The Obama administration asked the Supreme Court on Wednesday to hear a case concerning the 2010 health care overhaul law. The development came unexpectedly fast and makes it all but certain that the court will soon agree to hear one or more cases involving challenges to the law, with arguments by the spring and a decision by June, in time to land in the middle of the 2012 presidential campaign.
The Justice Department said the justices should hear its appeal of a decision by a three-judge panel of the United States Court of Appeals for the 11th Circuit, in Atlanta, that struck down the centerpiece of the law by a 2-to-1 vote.
“The department has consistently and successfully defended this law in several courts of appeals, and only the 11th Circuit Court of Appeals has ruled it unconstitutional,” the Justice Department said in a statement. “We believe the question is appropriate for review by the Supreme Court.
“Throughout history, there have been similar challenges to other landmark legislation, such as the Social Security Act, the Civil Rights Act and the Voting Rights Act, and all of those challenges failed,” the statement continued. “We believe the challenges to the Affordable Care Act — like the one in the 11th Circuit — will also ultimately fail and that the Supreme Court will uphold the law.”
On Monday, the administration decided that it would not seek review from the full 11th Circuit. Its Supreme Court petition was not due until November.
Also on Wednesday, two sets of plaintiffs who had won on the core issue in the 11th Circuit filed their own request for Supreme Court review.
“Time is of the essence,” wrote Paul D. Clement, a former United States solicitor general who represents 26 states in the case, urging the justices to move quickly to hear a case on the law, the Affordable Care Act. “The grave constitutional questions surrounding the A.C.A. and its novel exercise of federal power will not subside until this court resolves them.”
The 11th Circuit, in a decision issued in August, ruled that a part of law requiring the purchase of insurance — the so-called individual mandate — was an unconstitutional exercise of Congressional power.
The majority decision, written by Chief Judge Joel F. Dubina and Judge Frank M. Hull, said, “We have not found any generally applicable, judicially enforceable limiting principle that would permit us to uphold the mandate without obliterating the boundaries inherent in the system of enumerated Congressional powers.”
But the court ruled against the plaintiffs on two other points.

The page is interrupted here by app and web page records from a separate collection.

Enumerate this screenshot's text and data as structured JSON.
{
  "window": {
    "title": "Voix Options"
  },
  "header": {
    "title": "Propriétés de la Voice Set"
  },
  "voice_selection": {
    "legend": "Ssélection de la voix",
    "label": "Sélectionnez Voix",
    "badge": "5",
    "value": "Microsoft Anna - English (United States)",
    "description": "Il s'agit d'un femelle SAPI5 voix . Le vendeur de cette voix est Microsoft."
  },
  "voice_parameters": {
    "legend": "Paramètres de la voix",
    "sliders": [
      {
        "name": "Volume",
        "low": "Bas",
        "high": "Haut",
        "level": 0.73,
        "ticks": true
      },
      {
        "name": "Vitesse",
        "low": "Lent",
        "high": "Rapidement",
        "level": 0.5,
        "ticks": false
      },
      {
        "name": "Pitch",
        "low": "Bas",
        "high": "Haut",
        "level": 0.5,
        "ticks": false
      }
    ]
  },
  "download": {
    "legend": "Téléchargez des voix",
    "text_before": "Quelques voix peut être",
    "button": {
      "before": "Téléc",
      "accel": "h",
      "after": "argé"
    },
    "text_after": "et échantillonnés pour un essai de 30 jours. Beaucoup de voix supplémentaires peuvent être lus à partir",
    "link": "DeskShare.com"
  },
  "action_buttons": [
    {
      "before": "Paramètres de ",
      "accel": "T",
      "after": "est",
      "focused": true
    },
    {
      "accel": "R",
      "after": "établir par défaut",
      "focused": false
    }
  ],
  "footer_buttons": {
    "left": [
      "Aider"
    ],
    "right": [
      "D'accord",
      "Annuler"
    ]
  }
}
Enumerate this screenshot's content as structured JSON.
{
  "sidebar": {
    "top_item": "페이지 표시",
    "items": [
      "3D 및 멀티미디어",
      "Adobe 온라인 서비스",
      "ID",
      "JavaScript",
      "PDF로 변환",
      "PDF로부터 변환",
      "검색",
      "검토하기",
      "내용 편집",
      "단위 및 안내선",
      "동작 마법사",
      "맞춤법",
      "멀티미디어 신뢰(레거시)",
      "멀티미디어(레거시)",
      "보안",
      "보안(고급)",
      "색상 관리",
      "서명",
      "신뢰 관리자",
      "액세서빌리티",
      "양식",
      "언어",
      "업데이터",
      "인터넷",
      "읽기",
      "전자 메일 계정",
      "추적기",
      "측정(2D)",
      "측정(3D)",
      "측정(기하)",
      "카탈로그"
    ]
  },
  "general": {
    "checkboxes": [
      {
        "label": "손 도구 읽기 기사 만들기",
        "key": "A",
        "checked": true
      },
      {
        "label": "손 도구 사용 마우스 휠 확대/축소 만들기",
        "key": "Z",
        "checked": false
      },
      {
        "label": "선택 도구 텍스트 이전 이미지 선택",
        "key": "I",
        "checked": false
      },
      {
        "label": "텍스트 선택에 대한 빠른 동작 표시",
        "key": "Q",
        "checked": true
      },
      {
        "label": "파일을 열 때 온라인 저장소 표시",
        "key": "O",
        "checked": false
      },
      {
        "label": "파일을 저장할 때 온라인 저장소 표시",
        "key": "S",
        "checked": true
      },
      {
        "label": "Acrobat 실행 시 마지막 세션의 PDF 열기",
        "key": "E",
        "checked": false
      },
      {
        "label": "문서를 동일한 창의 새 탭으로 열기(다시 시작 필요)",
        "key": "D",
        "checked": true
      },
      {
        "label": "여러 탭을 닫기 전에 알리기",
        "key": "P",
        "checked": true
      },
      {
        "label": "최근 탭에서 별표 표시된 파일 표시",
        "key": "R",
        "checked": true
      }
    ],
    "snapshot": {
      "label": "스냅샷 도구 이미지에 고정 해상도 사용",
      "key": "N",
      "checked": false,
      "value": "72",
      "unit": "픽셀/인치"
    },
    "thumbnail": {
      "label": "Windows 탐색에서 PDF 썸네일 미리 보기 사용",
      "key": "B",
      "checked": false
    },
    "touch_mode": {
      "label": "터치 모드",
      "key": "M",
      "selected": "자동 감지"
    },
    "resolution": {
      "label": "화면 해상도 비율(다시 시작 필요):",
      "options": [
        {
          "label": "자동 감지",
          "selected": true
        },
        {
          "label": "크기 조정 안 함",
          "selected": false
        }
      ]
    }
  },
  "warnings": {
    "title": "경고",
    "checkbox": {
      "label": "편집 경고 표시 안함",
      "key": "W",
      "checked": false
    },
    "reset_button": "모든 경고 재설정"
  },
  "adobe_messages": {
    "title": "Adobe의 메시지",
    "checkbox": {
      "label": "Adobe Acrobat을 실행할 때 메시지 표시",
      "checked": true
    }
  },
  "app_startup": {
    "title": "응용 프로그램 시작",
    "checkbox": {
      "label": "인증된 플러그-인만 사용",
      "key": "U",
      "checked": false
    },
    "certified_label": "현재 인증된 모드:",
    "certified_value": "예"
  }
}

It said its ruling on the individual mandate did not require “wholesale invalidation” of the law, and it upheld the law’s expansion of the Medicaid program.
The petition from the 26 states and a second one, from the National Federation of Independent Business and two individuals, sought review on the issues they had lost in the 11th Circuit.
Almost all of the usual signs indicate that the court will agree to hear at least one challenge to the law: a federal appeals court has struck down a major piece of federal legislation, the lower courts are divided about its constitutionality, and all sides, including the federal government itself, agree that review is warranted.
It is less clear which case the justices will agree to hear and which issues they will focus on. Simply agreeing to hear a case does not guarantee that the Supreme Court will decide the constitutionality of the individual mandate, the question at the heart of the challenges. The court could agree with some lower courts that some or all of the plaintiffs lack standing to sue or that the central issue is not yet ripe for decision.
The United States Court of Appeals for the Fourth Circuit, in Richmond, Va., for instance, ruled this month that it was premature to decide the central question, citing a federal law allowing suits only after certain taxes and penalties are due.
A fourth challenge to the law was heard last week by the United States Court of Appeals for the District of Columbia Circuit.